## Work order:
Among the records below, find each line bearing the word "WhatsApp" and copy it.

## Data shown:

==*==

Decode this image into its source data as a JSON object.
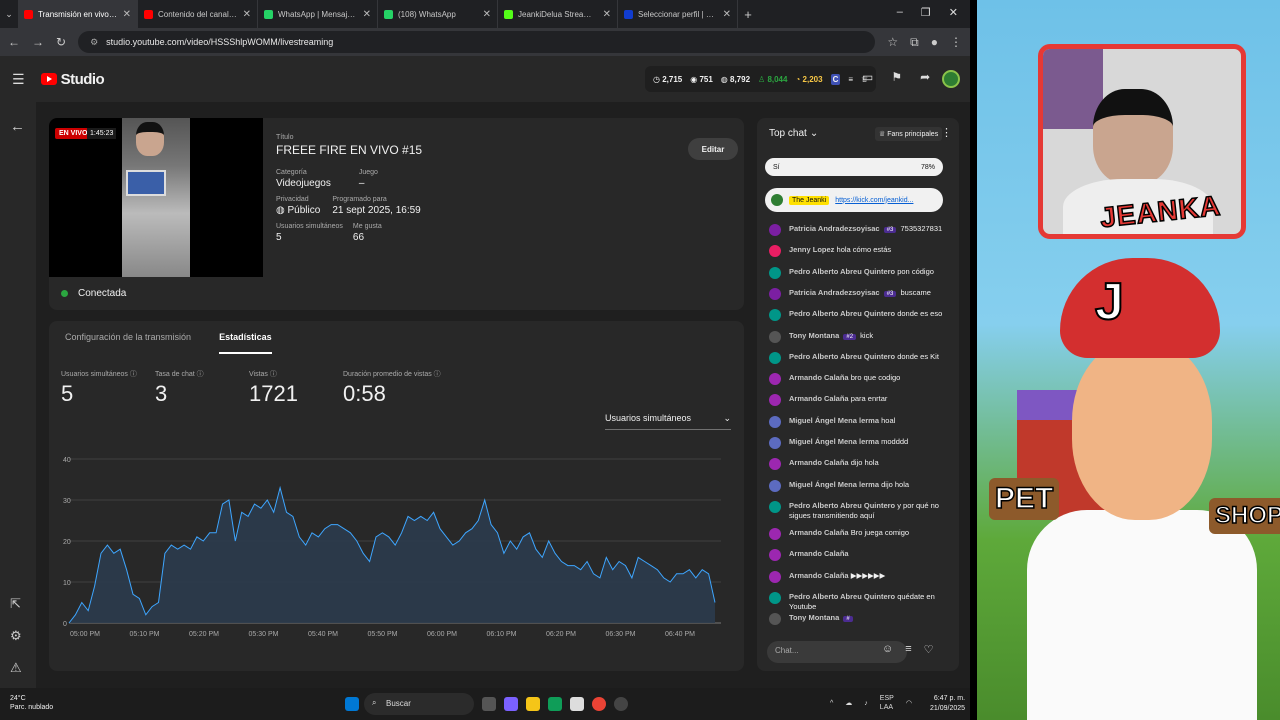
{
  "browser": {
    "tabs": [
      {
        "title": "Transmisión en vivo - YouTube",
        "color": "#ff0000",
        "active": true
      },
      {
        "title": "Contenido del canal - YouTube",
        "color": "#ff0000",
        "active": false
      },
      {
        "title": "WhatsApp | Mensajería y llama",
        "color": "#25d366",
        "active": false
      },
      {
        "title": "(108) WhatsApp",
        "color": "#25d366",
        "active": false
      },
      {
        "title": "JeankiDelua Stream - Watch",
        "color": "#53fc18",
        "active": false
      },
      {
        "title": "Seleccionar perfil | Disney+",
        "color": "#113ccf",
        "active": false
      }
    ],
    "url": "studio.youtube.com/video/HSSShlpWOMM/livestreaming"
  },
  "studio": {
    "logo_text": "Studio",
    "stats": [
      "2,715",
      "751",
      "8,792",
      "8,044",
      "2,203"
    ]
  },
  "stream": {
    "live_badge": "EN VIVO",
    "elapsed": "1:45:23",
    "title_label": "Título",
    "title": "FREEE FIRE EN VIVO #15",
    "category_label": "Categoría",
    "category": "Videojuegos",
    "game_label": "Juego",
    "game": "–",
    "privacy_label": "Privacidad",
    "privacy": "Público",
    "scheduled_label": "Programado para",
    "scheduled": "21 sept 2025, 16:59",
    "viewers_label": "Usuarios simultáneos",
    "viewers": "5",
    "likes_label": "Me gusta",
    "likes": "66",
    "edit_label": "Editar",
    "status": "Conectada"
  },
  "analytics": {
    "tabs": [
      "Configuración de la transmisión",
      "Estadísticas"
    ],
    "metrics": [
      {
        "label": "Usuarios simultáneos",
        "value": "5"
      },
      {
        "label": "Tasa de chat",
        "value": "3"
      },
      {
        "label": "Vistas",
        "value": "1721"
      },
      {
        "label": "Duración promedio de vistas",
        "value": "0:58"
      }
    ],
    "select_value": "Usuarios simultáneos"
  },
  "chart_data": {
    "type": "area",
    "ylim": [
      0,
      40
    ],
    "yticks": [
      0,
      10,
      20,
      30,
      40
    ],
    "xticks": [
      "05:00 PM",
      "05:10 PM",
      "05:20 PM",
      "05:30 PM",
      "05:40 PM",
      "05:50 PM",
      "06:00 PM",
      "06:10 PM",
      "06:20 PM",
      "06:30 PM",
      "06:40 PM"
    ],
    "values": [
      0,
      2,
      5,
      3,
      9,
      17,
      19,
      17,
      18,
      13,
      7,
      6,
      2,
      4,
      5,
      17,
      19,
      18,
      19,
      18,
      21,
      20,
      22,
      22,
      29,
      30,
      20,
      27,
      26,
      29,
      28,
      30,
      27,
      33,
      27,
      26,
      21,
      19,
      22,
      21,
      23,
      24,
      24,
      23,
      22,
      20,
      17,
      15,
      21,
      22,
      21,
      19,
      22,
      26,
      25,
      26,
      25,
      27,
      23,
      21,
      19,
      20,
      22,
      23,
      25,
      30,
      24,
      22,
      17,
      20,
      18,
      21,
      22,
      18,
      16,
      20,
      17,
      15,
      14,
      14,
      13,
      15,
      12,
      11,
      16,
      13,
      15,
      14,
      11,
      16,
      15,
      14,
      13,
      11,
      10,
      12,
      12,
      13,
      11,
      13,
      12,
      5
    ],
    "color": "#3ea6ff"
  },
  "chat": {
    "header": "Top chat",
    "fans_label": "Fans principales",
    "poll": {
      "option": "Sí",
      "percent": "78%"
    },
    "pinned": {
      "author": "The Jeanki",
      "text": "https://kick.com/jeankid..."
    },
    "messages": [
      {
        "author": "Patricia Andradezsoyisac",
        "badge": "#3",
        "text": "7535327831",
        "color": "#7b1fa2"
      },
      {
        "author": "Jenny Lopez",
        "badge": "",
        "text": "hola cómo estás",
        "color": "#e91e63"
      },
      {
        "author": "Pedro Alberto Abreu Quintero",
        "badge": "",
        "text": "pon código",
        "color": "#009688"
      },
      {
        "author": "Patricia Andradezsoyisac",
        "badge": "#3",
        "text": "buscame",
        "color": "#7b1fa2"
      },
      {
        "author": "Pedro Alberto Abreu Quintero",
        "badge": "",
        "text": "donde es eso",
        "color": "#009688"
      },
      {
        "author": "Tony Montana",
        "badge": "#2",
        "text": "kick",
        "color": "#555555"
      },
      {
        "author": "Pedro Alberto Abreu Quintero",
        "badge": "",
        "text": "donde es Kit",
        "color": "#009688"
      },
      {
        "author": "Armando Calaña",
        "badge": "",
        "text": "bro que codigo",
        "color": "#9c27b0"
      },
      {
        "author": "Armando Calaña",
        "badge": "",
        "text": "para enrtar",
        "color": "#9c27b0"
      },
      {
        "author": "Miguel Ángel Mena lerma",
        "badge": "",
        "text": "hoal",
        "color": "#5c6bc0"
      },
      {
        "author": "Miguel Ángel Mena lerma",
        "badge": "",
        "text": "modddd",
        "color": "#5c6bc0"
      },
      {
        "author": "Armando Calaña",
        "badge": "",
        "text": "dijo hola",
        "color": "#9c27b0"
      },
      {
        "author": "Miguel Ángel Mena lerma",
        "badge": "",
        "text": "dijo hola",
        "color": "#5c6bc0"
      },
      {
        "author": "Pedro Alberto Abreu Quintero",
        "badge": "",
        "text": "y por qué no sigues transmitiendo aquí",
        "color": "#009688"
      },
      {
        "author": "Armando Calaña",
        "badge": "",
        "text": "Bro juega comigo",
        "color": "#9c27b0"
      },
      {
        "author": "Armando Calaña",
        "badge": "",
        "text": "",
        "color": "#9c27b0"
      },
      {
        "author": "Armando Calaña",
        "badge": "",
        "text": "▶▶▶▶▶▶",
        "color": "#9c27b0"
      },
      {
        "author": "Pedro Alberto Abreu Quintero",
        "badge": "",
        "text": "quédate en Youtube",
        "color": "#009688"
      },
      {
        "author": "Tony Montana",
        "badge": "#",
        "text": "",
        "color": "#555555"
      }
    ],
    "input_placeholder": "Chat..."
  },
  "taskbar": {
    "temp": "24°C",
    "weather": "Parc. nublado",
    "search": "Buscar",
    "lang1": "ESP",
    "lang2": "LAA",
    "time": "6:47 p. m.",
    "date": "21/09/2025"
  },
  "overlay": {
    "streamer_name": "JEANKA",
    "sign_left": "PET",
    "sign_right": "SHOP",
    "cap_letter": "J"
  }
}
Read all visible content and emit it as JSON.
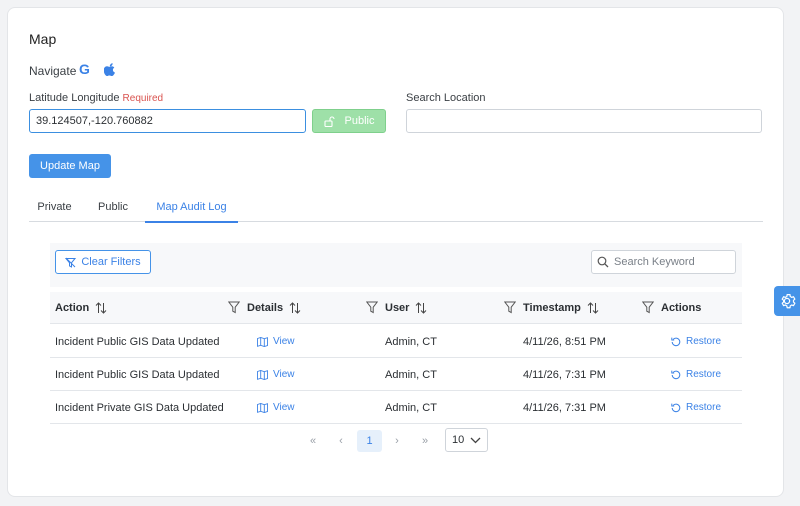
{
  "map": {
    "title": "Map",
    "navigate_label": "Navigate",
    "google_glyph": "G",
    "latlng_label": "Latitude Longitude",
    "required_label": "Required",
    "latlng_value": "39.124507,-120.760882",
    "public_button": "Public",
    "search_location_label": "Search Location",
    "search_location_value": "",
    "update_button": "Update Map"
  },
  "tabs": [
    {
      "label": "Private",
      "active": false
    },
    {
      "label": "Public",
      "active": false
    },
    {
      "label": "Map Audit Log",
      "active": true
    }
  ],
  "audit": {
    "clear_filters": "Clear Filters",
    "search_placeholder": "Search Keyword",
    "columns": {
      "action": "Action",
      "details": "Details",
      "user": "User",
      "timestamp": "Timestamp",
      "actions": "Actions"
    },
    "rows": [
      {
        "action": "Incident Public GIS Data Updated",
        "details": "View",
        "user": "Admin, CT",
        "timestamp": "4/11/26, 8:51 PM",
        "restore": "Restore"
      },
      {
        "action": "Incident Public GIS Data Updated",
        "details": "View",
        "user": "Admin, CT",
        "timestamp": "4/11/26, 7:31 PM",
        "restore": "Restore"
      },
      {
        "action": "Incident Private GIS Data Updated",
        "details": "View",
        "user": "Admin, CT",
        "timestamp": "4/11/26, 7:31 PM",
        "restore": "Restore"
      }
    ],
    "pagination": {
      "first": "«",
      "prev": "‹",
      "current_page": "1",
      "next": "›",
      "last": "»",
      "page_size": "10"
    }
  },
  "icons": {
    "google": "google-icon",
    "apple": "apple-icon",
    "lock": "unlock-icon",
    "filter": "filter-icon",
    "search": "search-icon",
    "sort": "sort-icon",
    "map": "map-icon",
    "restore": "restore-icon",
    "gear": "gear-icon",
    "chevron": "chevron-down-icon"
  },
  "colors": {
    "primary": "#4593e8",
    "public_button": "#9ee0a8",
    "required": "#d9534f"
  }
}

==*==

## Solution:
        "title": "WhatsApp | Mensajería y llama",
        "title": "(108) WhatsApp",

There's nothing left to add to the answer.